* **Exercise goal**: A faithful copy of the data is what is wanted, minus any pictures.

* **Given entries**:
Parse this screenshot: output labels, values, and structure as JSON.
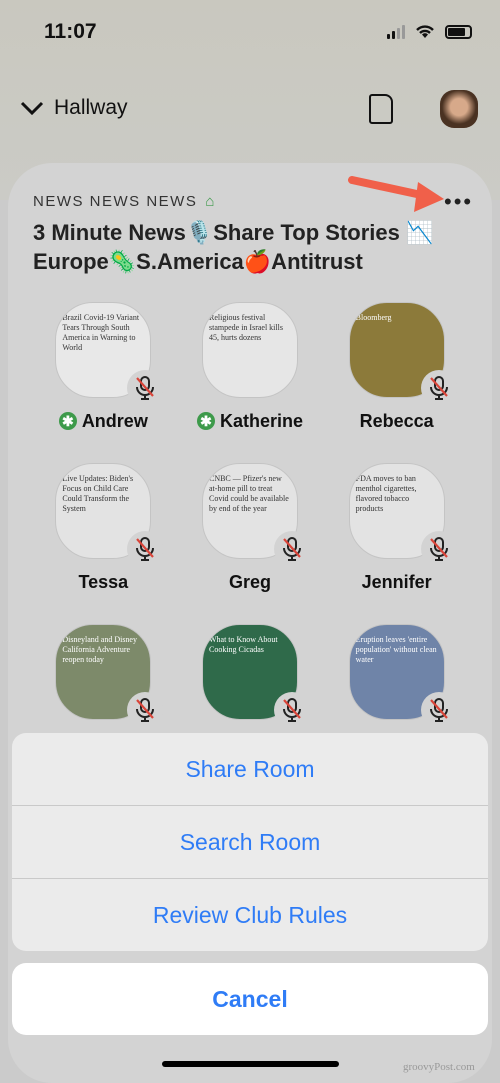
{
  "status": {
    "time": "11:07"
  },
  "header": {
    "room_back": "Hallway"
  },
  "room": {
    "club": "NEWS NEWS NEWS",
    "title": "3 Minute News🎙️Share Top Stories 📉Europe🦠S.America🍎Antitrust",
    "speakers": [
      {
        "name": "Andrew",
        "moderator": true,
        "muted": true,
        "thumb": "Brazil Covid-19 Variant Tears Through South America in Warning to World",
        "bg": "#e8e8e8"
      },
      {
        "name": "Katherine",
        "moderator": true,
        "muted": false,
        "thumb": "Religious festival stampede in Israel kills 45, hurts dozens",
        "bg": "#e6e6e6"
      },
      {
        "name": "Rebecca",
        "moderator": false,
        "muted": true,
        "thumb": "Bloomberg",
        "bg": "#8c7a3a"
      },
      {
        "name": "Tessa",
        "moderator": false,
        "muted": true,
        "thumb": "Live Updates: Biden's Focus on Child Care Could Transform the System",
        "bg": "#e3e3e3"
      },
      {
        "name": "Greg",
        "moderator": false,
        "muted": true,
        "thumb": "CNBC — Pfizer's new at-home pill to treat Covid could be available by end of the year",
        "bg": "#e3e3e3"
      },
      {
        "name": "Jennifer",
        "moderator": false,
        "muted": true,
        "thumb": "FDA moves to ban menthol cigarettes, flavored tobacco products",
        "bg": "#e3e3e3"
      },
      {
        "name": "",
        "moderator": false,
        "muted": true,
        "thumb": "Disneyland and Disney California Adventure reopen today",
        "bg": "#7d8a6a"
      },
      {
        "name": "",
        "moderator": false,
        "muted": true,
        "thumb": "What to Know About Cooking Cicadas",
        "bg": "#2f6a4a"
      },
      {
        "name": "",
        "moderator": false,
        "muted": true,
        "thumb": "Eruption leaves 'entire population' without clean water",
        "bg": "#6f84a8"
      }
    ]
  },
  "action_sheet": {
    "options": [
      "Share Room",
      "Search Room",
      "Review Club Rules"
    ],
    "cancel": "Cancel"
  },
  "watermark": "groovyPost.com",
  "colors": {
    "accent": "#2f7cf6",
    "annotation_arrow": "#f0604a",
    "moderator": "#3d9a4a"
  }
}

* **Task response**:
Parse this screenshot: output labels, values, and structure as JSON.
{
  "status": {
    "time": "11:07"
  },
  "header": {
    "room_back": "Hallway"
  },
  "room": {
    "club": "NEWS NEWS NEWS",
    "title": "3 Minute News🎙️Share Top Stories 📉Europe🦠S.America🍎Antitrust",
    "speakers": [
      {
        "name": "Andrew",
        "moderator": true,
        "muted": true,
        "thumb": "Brazil Covid-19 Variant Tears Through South America in Warning to World",
        "bg": "#e8e8e8"
      },
      {
        "name": "Katherine",
        "moderator": true,
        "muted": false,
        "thumb": "Religious festival stampede in Israel kills 45, hurts dozens",
        "bg": "#e6e6e6"
      },
      {
        "name": "Rebecca",
        "moderator": false,
        "muted": true,
        "thumb": "Bloomberg",
        "bg": "#8c7a3a"
      },
      {
        "name": "Tessa",
        "moderator": false,
        "muted": true,
        "thumb": "Live Updates: Biden's Focus on Child Care Could Transform the System",
        "bg": "#e3e3e3"
      },
      {
        "name": "Greg",
        "moderator": false,
        "muted": true,
        "thumb": "CNBC — Pfizer's new at-home pill to treat Covid could be available by end of the year",
        "bg": "#e3e3e3"
      },
      {
        "name": "Jennifer",
        "moderator": false,
        "muted": true,
        "thumb": "FDA moves to ban menthol cigarettes, flavored tobacco products",
        "bg": "#e3e3e3"
      },
      {
        "name": "",
        "moderator": false,
        "muted": true,
        "thumb": "Disneyland and Disney California Adventure reopen today",
        "bg": "#7d8a6a"
      },
      {
        "name": "",
        "moderator": false,
        "muted": true,
        "thumb": "What to Know About Cooking Cicadas",
        "bg": "#2f6a4a"
      },
      {
        "name": "",
        "moderator": false,
        "muted": true,
        "thumb": "Eruption leaves 'entire population' without clean water",
        "bg": "#6f84a8"
      }
    ]
  },
  "action_sheet": {
    "options": [
      "Share Room",
      "Search Room",
      "Review Club Rules"
    ],
    "cancel": "Cancel"
  },
  "watermark": "groovyPost.com",
  "colors": {
    "accent": "#2f7cf6",
    "annotation_arrow": "#f0604a",
    "moderator": "#3d9a4a"
  }
}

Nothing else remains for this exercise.